What About VXUS? What Is It?
VXUS is the abbreviation for the Vanguard Total International Stock ETF, a type of investment that focuses on buying stocks from companies in markets outside of the United States. This fund attempts to match the results of the FTSE Global All Cap ex-US Index, containing big, medium, and small-cap stocks from both mature and developing markets worldwide.
Investors can use VXUS to spread out their investments and gain access to international financial systems. This investment covers numerous stocks from nations including Canada, China, Japan, and the United Kingdom, among others.
Diversification: The VXUS investment focuses on buying stocks from companies located in markets outside the US. By doing so, investors can gain exposure to a wider range of markets and industries.
Low Fees: Investors can keep more of their returns with VXUS because it has a lower expense ratio than actively managed funds.
Passive Investing: Passively managed fund VXUS aims to mimic the performance of an index instead of attempting to outperform the market by actively selecting stocks. This can be a reliable method of achieving market returns in the long run.
Emerging Markets Exposure: VXUS invests in stocks from both developed and emerging markets, giving investors exposure to economies that have higher growth potential.
Liquidity: You can buy or sell VXUS on stock exchanges at the current market price throughout the trading day.
Foreign Exchange Risk: Investing in stocks of foreign companies makes VXUS susceptible to changes in currency exchange rates, which can impact the fund’s returns, especially in the short term.
Limited Exposure: VXUS focuses solely on investing in international markets. Therefore, it does not offer any exposure to the U.S. stock market or any other asset classes.
Market Risk: VXUS is exposed to market risk like any other equity investment. This implies that the fund’s investments may increase or decrease in value based on market conditions, which can impact an investor’s holdings’ value.
No Control: Investors cannot choose which stocks are included in the portfolio of VXUS as it is a passive fund.
VEA vs. VXUS – Let’s Compare Them:
Here’s a brief comparison between VEA and VXUS:
Investment Objectives: VEA and VXUS have different investment objectives. VEA focuses on investing in stocks of companies in developed markets outside the United States. On the other hand, VXUS invests in stocks that come from both developed and emerging markets.
Index Tracking: Both VEA and VXUS aim to follow the performance of their own indexes. VEA follows the FTSE Developed All Cap ex US Index, while VXUS follows the FTSE Global All Cap ex US Index.
Geographic Exposure: VEA invests specifically in stocks from 24 developed countries like Japan, Canada, and the United Kingdom. On the other hand, VXUS invests in both developed and emerging markets. You can find stocks from emerging economies like China, Brazil, and South Korea in this fund.
Expense Ratio: VEA and VXUS have low expense ratios, but VEA has a slightly lower expense ratio than VXUS.
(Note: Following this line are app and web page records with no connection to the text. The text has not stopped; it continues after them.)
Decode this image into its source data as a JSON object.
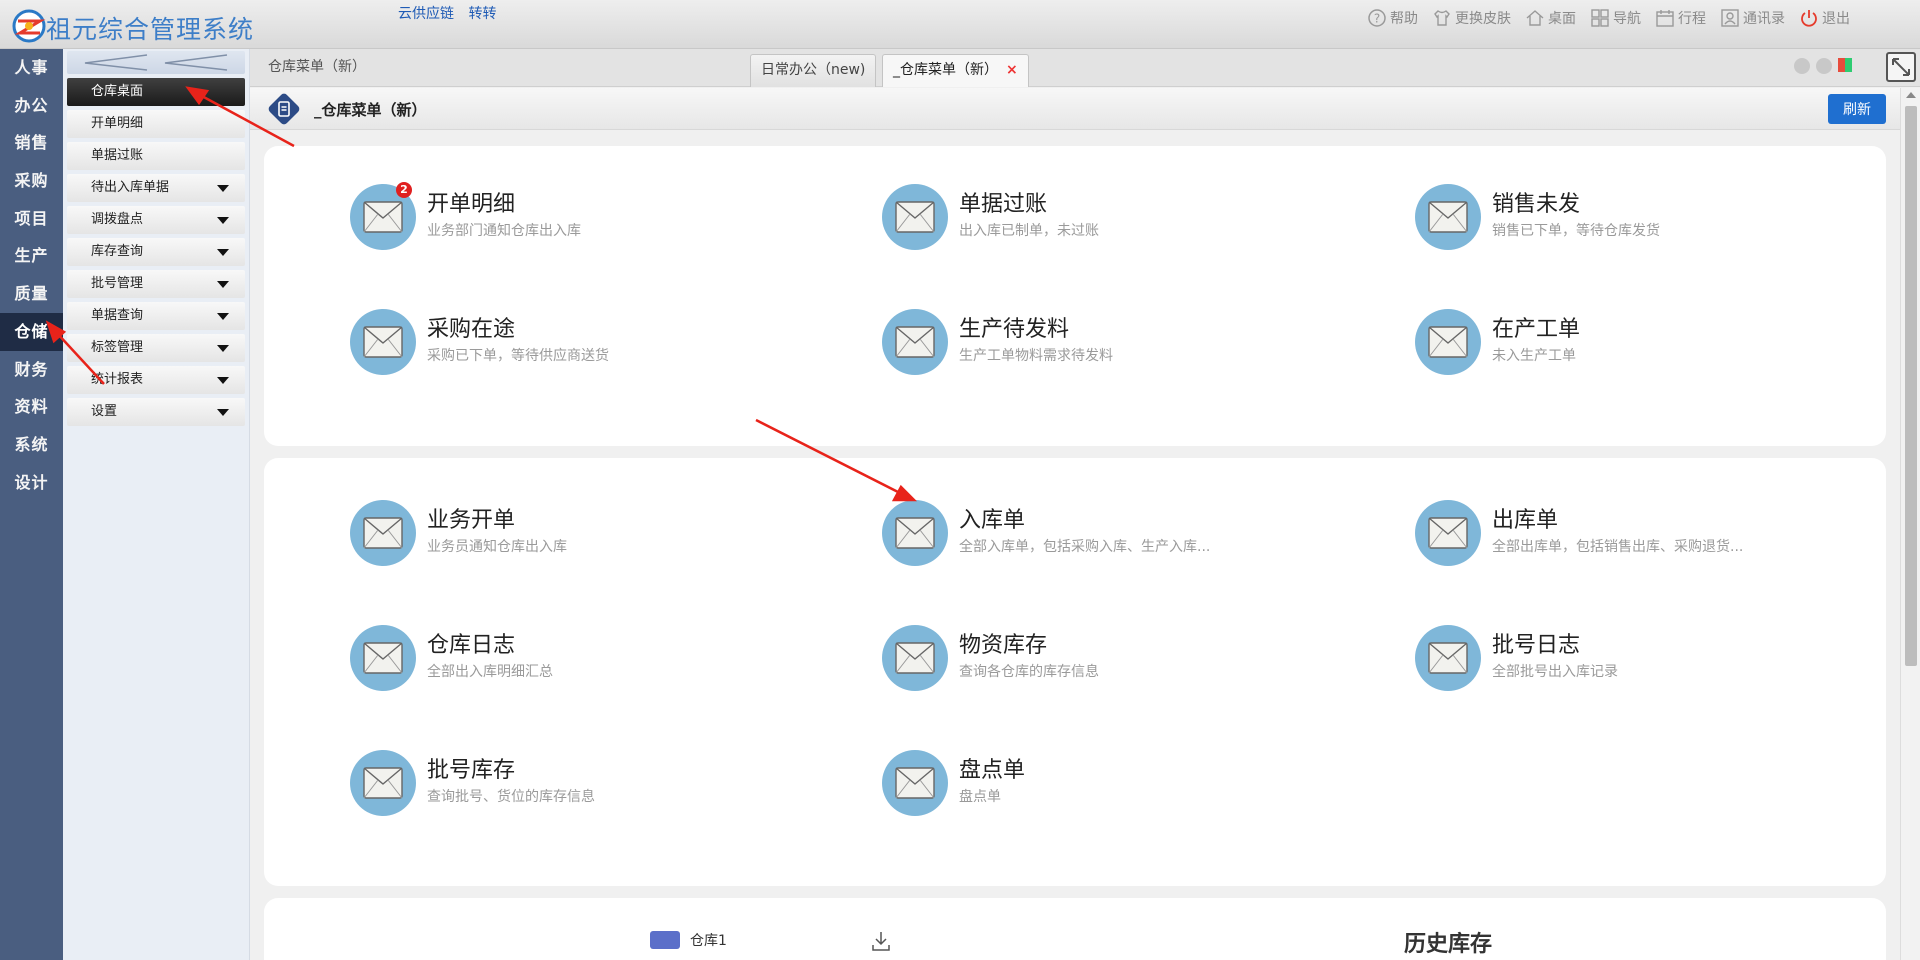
{
  "app": {
    "title": "祖元综合管理系统",
    "top_links": [
      "云供应链",
      "转转"
    ]
  },
  "toolbar": {
    "items": [
      {
        "label": "帮助",
        "icon": "help-icon"
      },
      {
        "label": "更换皮肤",
        "icon": "tshirt-icon"
      },
      {
        "label": "桌面",
        "icon": "home-icon"
      },
      {
        "label": "导航",
        "icon": "grid-icon"
      },
      {
        "label": "行程",
        "icon": "calendar-icon"
      },
      {
        "label": "通讯录",
        "icon": "contact-icon"
      },
      {
        "label": "退出",
        "icon": "power-icon"
      }
    ]
  },
  "categories": [
    "人事",
    "办公",
    "销售",
    "采购",
    "项目",
    "生产",
    "质量",
    "仓储",
    "财务",
    "资料",
    "系统",
    "设计"
  ],
  "active_category": "仓储",
  "submenu": [
    {
      "label": "仓库桌面",
      "active": true,
      "expandable": false
    },
    {
      "label": "开单明细",
      "active": false,
      "expandable": false
    },
    {
      "label": "单据过账",
      "active": false,
      "expandable": false
    },
    {
      "label": "待出入库单据",
      "active": false,
      "expandable": true
    },
    {
      "label": "调拨盘点",
      "active": false,
      "expandable": true
    },
    {
      "label": "库存查询",
      "active": false,
      "expandable": true
    },
    {
      "label": "批号管理",
      "active": false,
      "expandable": true
    },
    {
      "label": "单据查询",
      "active": false,
      "expandable": true
    },
    {
      "label": "标签管理",
      "active": false,
      "expandable": true
    },
    {
      "label": "统计报表",
      "active": false,
      "expandable": true
    },
    {
      "label": "设置",
      "active": false,
      "expandable": true
    }
  ],
  "tabs": {
    "crumb": "仓库菜单（新）",
    "items": [
      {
        "label": "日常办公（new)",
        "active": false,
        "closable": false
      },
      {
        "label": "_仓库菜单（新）",
        "active": true,
        "closable": true
      }
    ],
    "close_glyph": "×"
  },
  "page": {
    "title": "_仓库菜单（新）",
    "refresh_label": "刷新"
  },
  "panel1": [
    {
      "title": "开单明细",
      "desc": "业务部门通知仓库出入库",
      "badge": "2"
    },
    {
      "title": "单据过账",
      "desc": "出入库已制单，未过账"
    },
    {
      "title": "销售未发",
      "desc": "销售已下单，等待仓库发货"
    },
    {
      "title": "采购在途",
      "desc": "采购已下单，等待供应商送货"
    },
    {
      "title": "生产待发料",
      "desc": "生产工单物料需求待发料"
    },
    {
      "title": "在产工单",
      "desc": "未入生产工单"
    }
  ],
  "panel2": [
    {
      "title": "业务开单",
      "desc": "业务员通知仓库出入库"
    },
    {
      "title": "入库单",
      "desc": "全部入库单，包括采购入库、生产入库..."
    },
    {
      "title": "出库单",
      "desc": "全部出库单，包括销售出库、采购退货..."
    },
    {
      "title": "仓库日志",
      "desc": "全部出入库明细汇总"
    },
    {
      "title": "物资库存",
      "desc": "查询各仓库的库存信息"
    },
    {
      "title": "批号日志",
      "desc": "全部批号出入库记录"
    },
    {
      "title": "批号库存",
      "desc": "查询批号、货位的库存信息"
    },
    {
      "title": "盘点单",
      "desc": "盘点单"
    }
  ],
  "panel3": {
    "legend": "仓库1",
    "history_title": "历史库存"
  },
  "colors": {
    "catbar": "#4a5e80",
    "active_cat": "#1f2c45",
    "icon_circle": "#7fb7d9",
    "accent": "#1f6fd0",
    "badge": "#e02020",
    "annotation_arrow": "#e8231a"
  }
}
Currency Risk: These funds invest in foreign stocks, making them susceptible to currency fluctuations. VXUS may have a higher risk than the other fund as it includes investments in emerging markets.
Investment Risks: VEA and VXUS carry investment risks. However, VXUS could potentially have greater volatility and risk due to its exposure to emerging markets.
In brief, VEA and VXUS are ETFs that enable investors to invest in global markets. VEA focuses on developed markets, excluding the USA, while VXUS covers both developed and emerging markets. Investors must consider their investment goals, risk tolerance, and investment horizon to select between the two.
There You Have It…
To sum up, VEA and VXUS are exchange-traded funds that allow investors to invest in international markets. VEA primarily focuses on developed markets outside the US, while VXUS offers exposure to both developed and emerging markets worldwide. Both funds have a low expense ratio and aim to track their respective indexes, but investors need to consider their investment objectives, risk tolerance, and investment horizon to determine whether to choose VEA or VXUS. The decision between the two funds will depend on the investor’s individual investment goals and risk tolerance.